* [What you will do]: The full listing is to be returned exactly as given, but without pictures.

* [Supplied information]:
'''

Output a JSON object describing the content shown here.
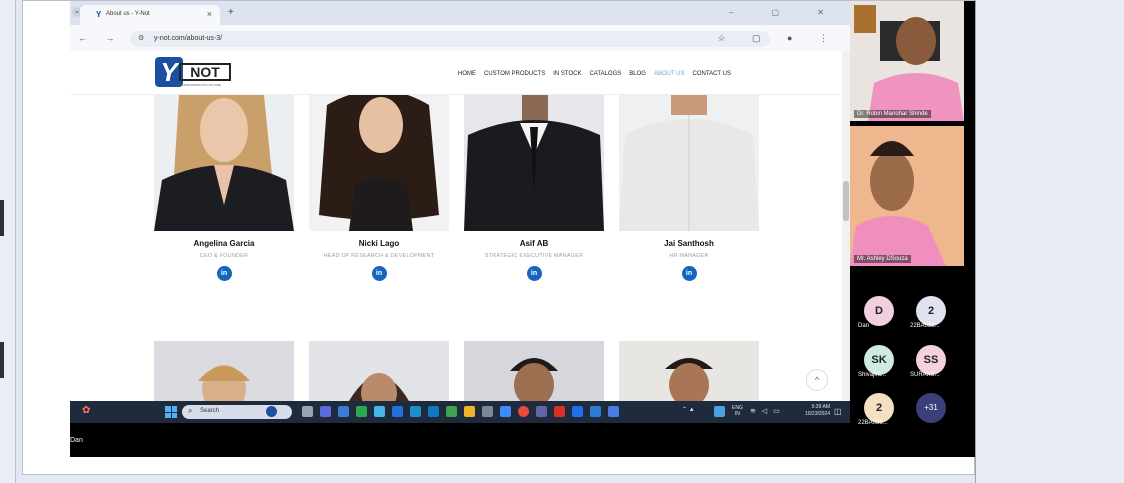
{
  "browser": {
    "tab_title": "About us - Y-Not",
    "tab_close": "×",
    "new_tab": "+",
    "url": "y-not.com/about-us-3/",
    "nav": "← → C"
  },
  "site": {
    "logo_y": "Y",
    "logo_not": "NOT",
    "logo_tagline": "CUSTOM PRODUCTS ON TIME",
    "menu": [
      "HOME",
      "CUSTOM PRODUCTS",
      "IN STOCK",
      "CATALOGS",
      "BLOG",
      "ABOUT US",
      "CONTACT US"
    ],
    "team": [
      {
        "name": "Angelina Garcia",
        "role": "CEO & FOUNDER",
        "linkedin": "in"
      },
      {
        "name": "Nicki Lago",
        "role": "HEAD OF RESEARCH & DEVELOPMENT",
        "linkedin": "in"
      },
      {
        "name": "Asif AB",
        "role": "STRATEGIC EXECUTIVE MANAGER",
        "linkedin": "in"
      },
      {
        "name": "Jai Santhosh",
        "role": "HR MANAGER",
        "linkedin": "in"
      }
    ],
    "scroll_up": "^"
  },
  "taskbar": {
    "search_placeholder": "Search",
    "lang_top": "ENG",
    "lang_bottom": "IN",
    "time": "5:39 AM",
    "date": "10/23/2024"
  },
  "meeting": {
    "presenter_name": "Dan",
    "participants_video": [
      {
        "name": "Dr. Robin Manohar Shinde"
      },
      {
        "name": "Mr. Ashley DSouza"
      }
    ],
    "participants_avatars": [
      {
        "initials": "D",
        "label": "Dan",
        "color": "#f0cfe0"
      },
      {
        "initials": "2",
        "label": "22BA058...",
        "color": "#dfe3f0"
      },
      {
        "initials": "SK",
        "label": "Shivajira...",
        "color": "#cfeadf"
      },
      {
        "initials": "SS",
        "label": "SURAKS...",
        "color": "#f5d1dc"
      },
      {
        "initials": "2",
        "label": "22BA038...",
        "color": "#f4dfc0"
      }
    ],
    "more_count": "+31"
  }
}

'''

* [Output for this exercise]:
Output a JSON object describing the content shown here.
{
  "browser": {
    "tab_title": "About us - Y-Not",
    "tab_close": "×",
    "new_tab": "+",
    "url": "y-not.com/about-us-3/",
    "nav": "← → C"
  },
  "site": {
    "logo_y": "Y",
    "logo_not": "NOT",
    "logo_tagline": "CUSTOM PRODUCTS ON TIME",
    "menu": [
      "HOME",
      "CUSTOM PRODUCTS",
      "IN STOCK",
      "CATALOGS",
      "BLOG",
      "ABOUT US",
      "CONTACT US"
    ],
    "team": [
      {
        "name": "Angelina Garcia",
        "role": "CEO & FOUNDER",
        "linkedin": "in"
      },
      {
        "name": "Nicki Lago",
        "role": "HEAD OF RESEARCH & DEVELOPMENT",
        "linkedin": "in"
      },
      {
        "name": "Asif AB",
        "role": "STRATEGIC EXECUTIVE MANAGER",
        "linkedin": "in"
      },
      {
        "name": "Jai Santhosh",
        "role": "HR MANAGER",
        "linkedin": "in"
      }
    ],
    "scroll_up": "^"
  },
  "taskbar": {
    "search_placeholder": "Search",
    "lang_top": "ENG",
    "lang_bottom": "IN",
    "time": "5:39 AM",
    "date": "10/23/2024"
  },
  "meeting": {
    "presenter_name": "Dan",
    "participants_video": [
      {
        "name": "Dr. Robin Manohar Shinde"
      },
      {
        "name": "Mr. Ashley DSouza"
      }
    ],
    "participants_avatars": [
      {
        "initials": "D",
        "label": "Dan",
        "color": "#f0cfe0"
      },
      {
        "initials": "2",
        "label": "22BA058...",
        "color": "#dfe3f0"
      },
      {
        "initials": "SK",
        "label": "Shivajira...",
        "color": "#cfeadf"
      },
      {
        "initials": "SS",
        "label": "SURAKS...",
        "color": "#f5d1dc"
      },
      {
        "initials": "2",
        "label": "22BA038...",
        "color": "#f4dfc0"
      }
    ],
    "more_count": "+31"
  }
}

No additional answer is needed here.